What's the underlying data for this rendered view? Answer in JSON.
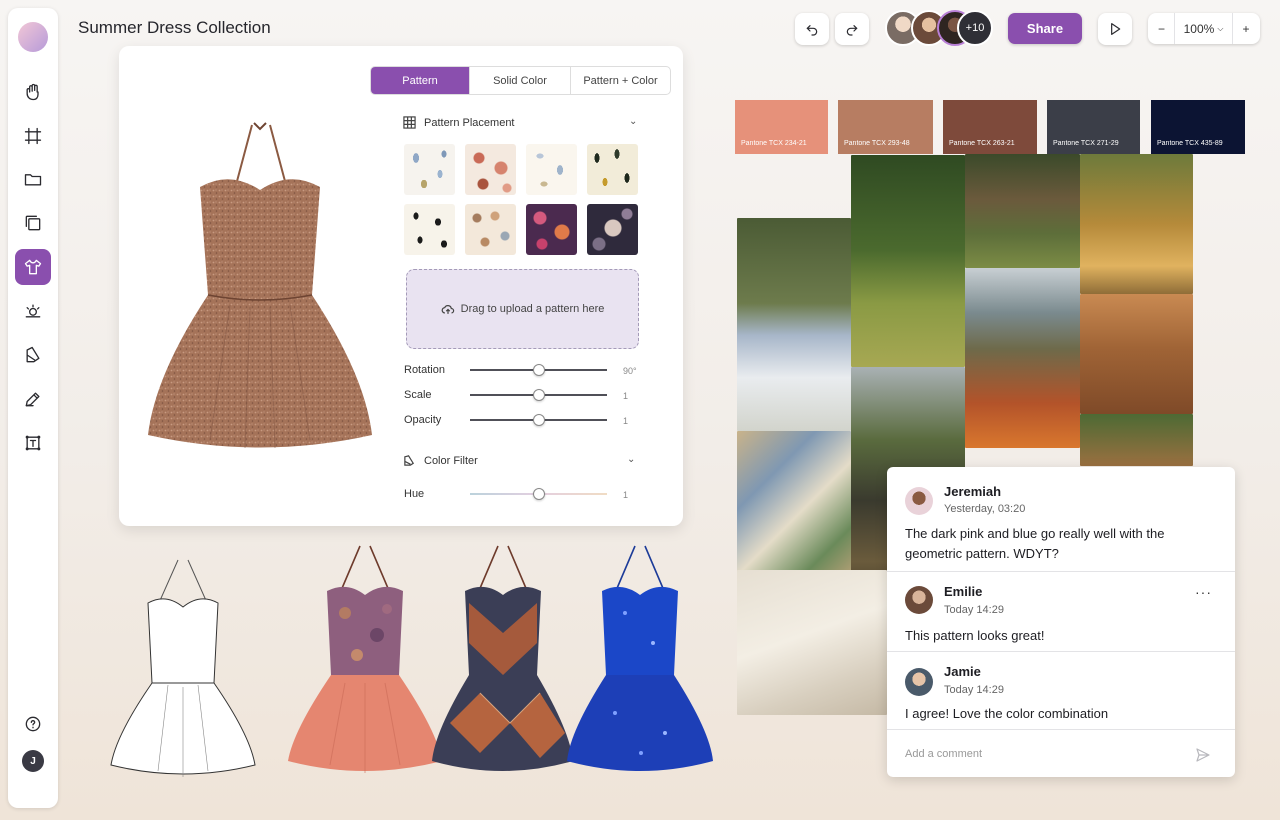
{
  "document": {
    "title": "Summer Dress Collection"
  },
  "header": {
    "share_label": "Share",
    "collaborators_more": "+10",
    "zoom_level": "100%",
    "zoom_minus": "−",
    "zoom_plus": "+"
  },
  "editor": {
    "tabs": [
      {
        "label": "Pattern",
        "active": true
      },
      {
        "label": "Solid Color",
        "active": false
      },
      {
        "label": "Pattern + Color",
        "active": false
      }
    ],
    "pattern_placement": {
      "title": "Pattern Placement"
    },
    "upload_label": "Drag to upload a pattern here",
    "sliders": [
      {
        "label": "Rotation",
        "value": "90°",
        "fraction": 0.5
      },
      {
        "label": "Scale",
        "value": "1",
        "fraction": 0.5
      },
      {
        "label": "Opacity",
        "value": "1",
        "fraction": 0.5
      }
    ],
    "color_filter": {
      "title": "Color Filter"
    },
    "hue": {
      "label": "Hue",
      "value": "1",
      "fraction": 0.5
    }
  },
  "moodboard": {
    "pantones": [
      {
        "label": "Pantone TCX 234-21",
        "color": "#e6917a"
      },
      {
        "label": "Pantone TCX 293-48",
        "color": "#b77d62"
      },
      {
        "label": "Pantone TCX 263-21",
        "color": "#7e4a3b"
      },
      {
        "label": "Pantone TCX 271-29",
        "color": "#3b3e48"
      },
      {
        "label": "Pantone TCX 435-89",
        "color": "#0c1433"
      }
    ]
  },
  "comments": {
    "items": [
      {
        "name": "Jeremiah",
        "time": "Yesterday, 03:20",
        "text": "The dark pink and blue go really well with the geometric pattern. WDYT?"
      },
      {
        "name": "Emilie",
        "time": "Today 14:29",
        "text": "This pattern looks great!"
      },
      {
        "name": "Jamie",
        "time": "Today 14:29",
        "text": "I agree! Love the color combination"
      }
    ],
    "more_label": "···",
    "placeholder": "Add a comment"
  },
  "user": {
    "initial": "J"
  }
}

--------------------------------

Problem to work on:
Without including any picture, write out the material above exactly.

Task answer:
What's the underlying data for this rendered view? Answer in JSON.
{
  "document": {
    "title": "Summer Dress Collection"
  },
  "header": {
    "share_label": "Share",
    "collaborators_more": "+10",
    "zoom_level": "100%",
    "zoom_minus": "−",
    "zoom_plus": "+"
  },
  "editor": {
    "tabs": [
      {
        "label": "Pattern",
        "active": true
      },
      {
        "label": "Solid Color",
        "active": false
      },
      {
        "label": "Pattern + Color",
        "active": false
      }
    ],
    "pattern_placement": {
      "title": "Pattern Placement"
    },
    "upload_label": "Drag to upload a pattern here",
    "sliders": [
      {
        "label": "Rotation",
        "value": "90°",
        "fraction": 0.5
      },
      {
        "label": "Scale",
        "value": "1",
        "fraction": 0.5
      },
      {
        "label": "Opacity",
        "value": "1",
        "fraction": 0.5
      }
    ],
    "color_filter": {
      "title": "Color Filter"
    },
    "hue": {
      "label": "Hue",
      "value": "1",
      "fraction": 0.5
    }
  },
  "moodboard": {
    "pantones": [
      {
        "label": "Pantone TCX 234-21",
        "color": "#e6917a"
      },
      {
        "label": "Pantone TCX 293-48",
        "color": "#b77d62"
      },
      {
        "label": "Pantone TCX 263-21",
        "color": "#7e4a3b"
      },
      {
        "label": "Pantone TCX 271-29",
        "color": "#3b3e48"
      },
      {
        "label": "Pantone TCX 435-89",
        "color": "#0c1433"
      }
    ]
  },
  "comments": {
    "items": [
      {
        "name": "Jeremiah",
        "time": "Yesterday, 03:20",
        "text": "The dark pink and blue go really well with the geometric pattern. WDYT?"
      },
      {
        "name": "Emilie",
        "time": "Today 14:29",
        "text": "This pattern looks great!"
      },
      {
        "name": "Jamie",
        "time": "Today 14:29",
        "text": "I agree! Love the color combination"
      }
    ],
    "more_label": "···",
    "placeholder": "Add a comment"
  },
  "user": {
    "initial": "J"
  }
}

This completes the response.